Answer: Once a reporting company determines that it does not qualify as a smaller reporting company, it will remain unqualified unless when making a subsequent annual determination either:

  • It determines that its public float is less than $200 million; or
  • It determines that:
    • for any threshold that it previously exceeded, it is below the subsequent annual determination threshold (public float of less than $560 million and annual revenues of less than $80 million); and
    • for any threshold that it previously met, it remains below the initial determination threshold (public float of less than $700 million or no public float and annual revenues of less than $100 million). See Amendments to the Smaller Reporting Company Definition – Compliance Guide for more information.

Example: A company has a December 31 fiscal year end. Its public float as of June 28, 2019 was $710 million and its annual revenues for the fiscal year ended December 31, 2018 were $90 million. It therefore does not qualify as a smaller reporting company. At the next determination date, June 30, 2020, it will remain unqualified unless it determines that its public float as of June 30, 2020 was less than $560 million and its annual revenues for the fiscal year ended December 31, 2019 remained less than $100 million. [November 7, 2018]

The Staff also provided some insights regarding reliance on exempt offering alternatives.  For the twelve months ended June 30, 2018, approximately $1.2 trillion was raised in Rule 506 offerings, of which nearly 97% was raised in reliance on Rule 506(b) offerings.  Most of this was attributable to offerings by funds, although operating company offerings accounted for approximately $175 billion.  The Staff has noted a slow but steady increase in the number of Rule 506(c) transactions.  Regulation A offering activity also has been robust.  For the three years from effectiveness of the amendments to Regulation A through September 30, 2018, there were 257 offerings qualified and nearly $1.3 billion raised in Regulation A offerings.  Real estate and REIT offerings account for the largest percentage of these transactions.  The Staff noted it is currently working on recommendations in order to implement the rulemaking mandate to make Regulation A available to reporting companies.  Finally, the Staff also is working on a review of exempt offering alternatives that would, among other things, seek to harmonize the requirements for various offering exemptions.

 

Tuesday, November 13, 2018
1:00 p.m. – 2:00 p.m. EDT

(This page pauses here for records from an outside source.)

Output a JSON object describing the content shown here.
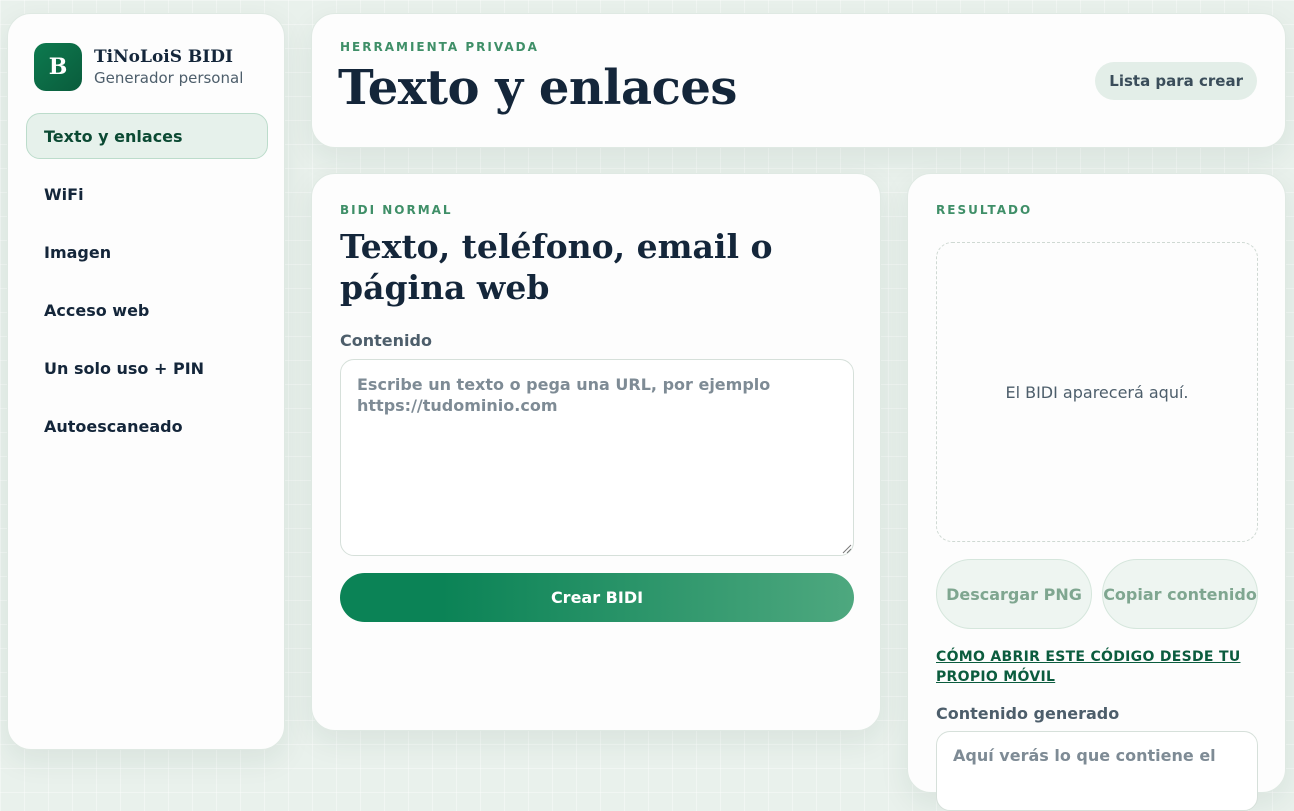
{
  "brand": {
    "logo_letter": "B",
    "name": "TiNoLoiS BIDI",
    "subtitle": "Generador personal"
  },
  "nav": {
    "items": [
      {
        "label": "Texto y enlaces",
        "active": true
      },
      {
        "label": "WiFi"
      },
      {
        "label": "Imagen"
      },
      {
        "label": "Acceso web"
      },
      {
        "label": "Un solo uso + PIN"
      },
      {
        "label": "Autoescaneado"
      }
    ]
  },
  "header": {
    "eyebrow": "HERRAMIENTA PRIVADA",
    "title": "Texto y enlaces",
    "status": "Lista para crear"
  },
  "form": {
    "eyebrow": "BIDI NORMAL",
    "title": "Texto, teléfono, email o página web",
    "content_label": "Contenido",
    "content_value": "",
    "content_placeholder": "Escribe un texto o pega una URL, por ejemplo https://tudominio.com",
    "submit_label": "Crear BIDI"
  },
  "result": {
    "eyebrow": "RESULTADO",
    "placeholder": "El BIDI aparecerá aquí.",
    "download_label": "Descargar PNG",
    "copy_label": "Copiar contenido",
    "help_link": "CÓMO ABRIR ESTE CÓDIGO DESDE TU PROPIO MÓVIL",
    "generated_label": "Contenido generado",
    "generated_placeholder": "Aquí verás lo que contiene el"
  },
  "colors": {
    "accent": "#0b8356",
    "accent_light": "#4ea87f",
    "text": "#14263a",
    "eyebrow": "#3f8f68"
  }
}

Please join Partner Jerry R. Marlatt and RBC Capital Markets’ Laura Drumm for this webinar as they discuss the covered bond market in the U.S., recent developments for Canadian covered bond issuers and the globalization of the asset class. Topics including:

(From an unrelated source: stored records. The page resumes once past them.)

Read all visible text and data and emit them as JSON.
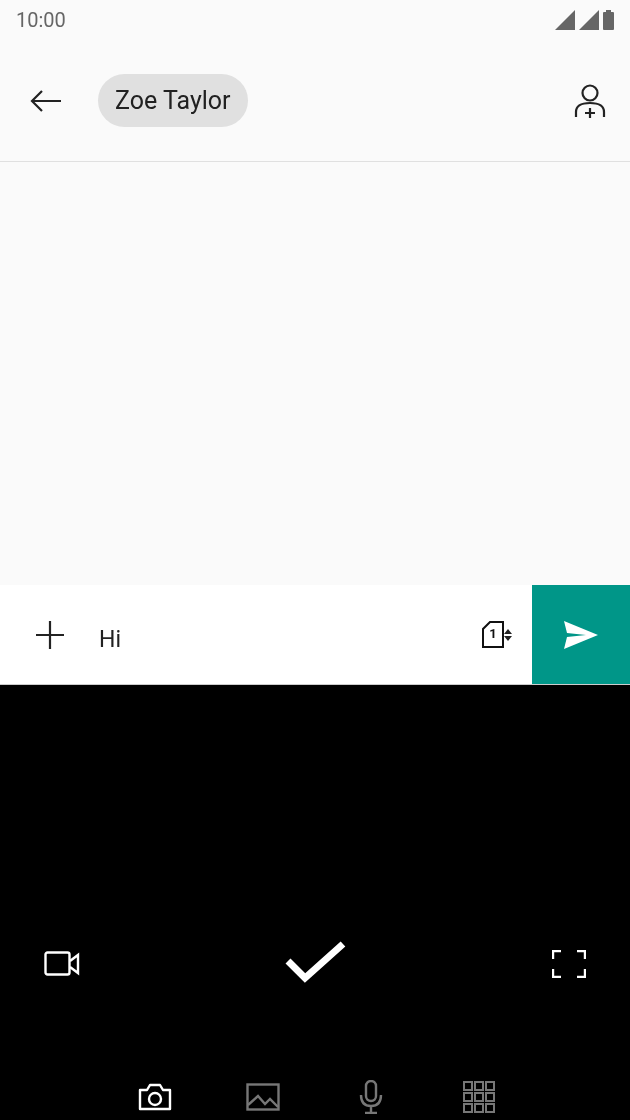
{
  "status_bar": {
    "time": "10:00"
  },
  "header": {
    "recipient": "Zoe Taylor"
  },
  "compose": {
    "value": "Hi",
    "sim": "1"
  },
  "attach_tabs": [
    {
      "kind": "camera",
      "selected": true
    },
    {
      "kind": "gallery",
      "selected": false
    },
    {
      "kind": "voice",
      "selected": false
    },
    {
      "kind": "more",
      "selected": false
    }
  ]
}
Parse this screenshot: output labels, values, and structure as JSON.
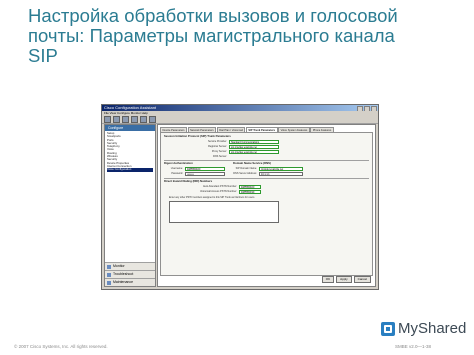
{
  "slide": {
    "title_lines": [
      "Настройка обработки вызовов и голосовой",
      "почты: Параметры магистрального канала",
      "SIP"
    ],
    "copyright": "© 2007 Cisco Systems, Inc. All rights reserved.",
    "course_code": "SMBE v2.0—1-38",
    "logo_text": "MyShared"
  },
  "window": {
    "title": "Cisco Configuration Assistant",
    "menu": "File  View  Configure  Monitor  Help",
    "sidebar_header": "Configure",
    "tree": [
      "Setup",
      "Smartports",
      "Ports",
      "Security",
      "Telephony",
      "Voice",
      "Routing",
      "Wireless",
      "Security",
      "Device Properties",
      "Internet Connection",
      "Voice Configuration"
    ],
    "tree_selected_index": 11,
    "sidebar_footer": [
      "Monitor",
      "Troubleshoot",
      "Maintenance"
    ],
    "tabs": [
      "Device Parameters",
      "Network Parameters",
      "Dial Plan / Voicemail",
      "SIP Trunk Parameters",
      "Voice System Features",
      "Phone Features",
      "Auto Attendant"
    ],
    "active_tab_index": 3,
    "sip_group": {
      "title": "Session Initiation Protocol (SIP) Trunk Parameters",
      "fields": [
        {
          "label": "Service Provider:",
          "value": "Standard Communications",
          "highlight": true
        },
        {
          "label": "Registrar Server:",
          "value": "sip.provider.example.net",
          "highlight": true
        },
        {
          "label": "Proxy Server:",
          "value": "sip.provider.example.net",
          "highlight": true
        },
        {
          "label": "DNS Server:",
          "value": "",
          "highlight": false
        }
      ]
    },
    "auth_group": {
      "title": "Digest Authentication",
      "fields": [
        {
          "label": "Username:",
          "value": "4085550100",
          "highlight": true
        },
        {
          "label": "Password:",
          "value": "••••••••",
          "highlight": false
        }
      ]
    },
    "domain_group": {
      "title": "Domain Name Service (DNS)",
      "fields": [
        {
          "label": "SIP Domain Name:",
          "value": "provider.example.net",
          "highlight": true
        },
        {
          "label": "DNS Server Address:",
          "value": "10.1.1.1",
          "highlight": false
        }
      ]
    },
    "did_group": {
      "title": "Direct Inward Dialing (DID) Numbers",
      "fields": [
        {
          "label": "Auto Attendant PSTN Number:",
          "value": "4085550100",
          "highlight": true
        },
        {
          "label": "Voicemail Access PSTN Number:",
          "value": "4085550199",
          "highlight": true
        }
      ],
      "note": "Enter any other PSTN numbers assigned to this SIP Trunk as Numbers for users."
    },
    "buttons": [
      "OK",
      "Apply",
      "Cancel"
    ]
  }
}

  • Brief overview of covered bonds
  • Recent issuance activity in the US
  • Recent EU legislative initiatives related to covered bonds and the impact on non-EU issuers
  • Covered bonds vs. TLAC funding for Canadian banks
  • Where is US legislation?

PLI will provide CLE credit. For more information, or to register, please visit the event website.

The recently published PwC and CB Insights’ MoneyTree Report provides insights on financing trends through the third quarter of 2018.  In Q3 2018, U.S. companies raised $28 billion in venture financing despite a drop in number of deals in the most recent quarter.  The dollars raised in Q3 2018 reached in a two-year high, which is attributable to large financing for unicorns, including Peleton, WeWork and Uber.  The Internet and Healthcare sectors were the most active sectors.  Much of the Healthcare sector activity related to digital health fundraising, including transactions for Peleton as noted above, as well as transactions for Oscar Health, 23andMe, Essence Group Holdings and One Medical Group.  Among the largest deals completed in the quarter were transactions for autotech companies, Lucid Motors and Zoox. During the quarter, sixteen companies achieved Unicorn status, bringing the number of unicorns to 119.

On October 31, 2018, the US Securities and Exchange Commission issued a final rule to modernize required property disclosures for mining registrants. The requirements are currently set out in Item 102 of Regulation S-K and Industry Guide 7. This Legal Update discusses key points of the Final Rule as well as its practical implications.

Read our Legal Update here.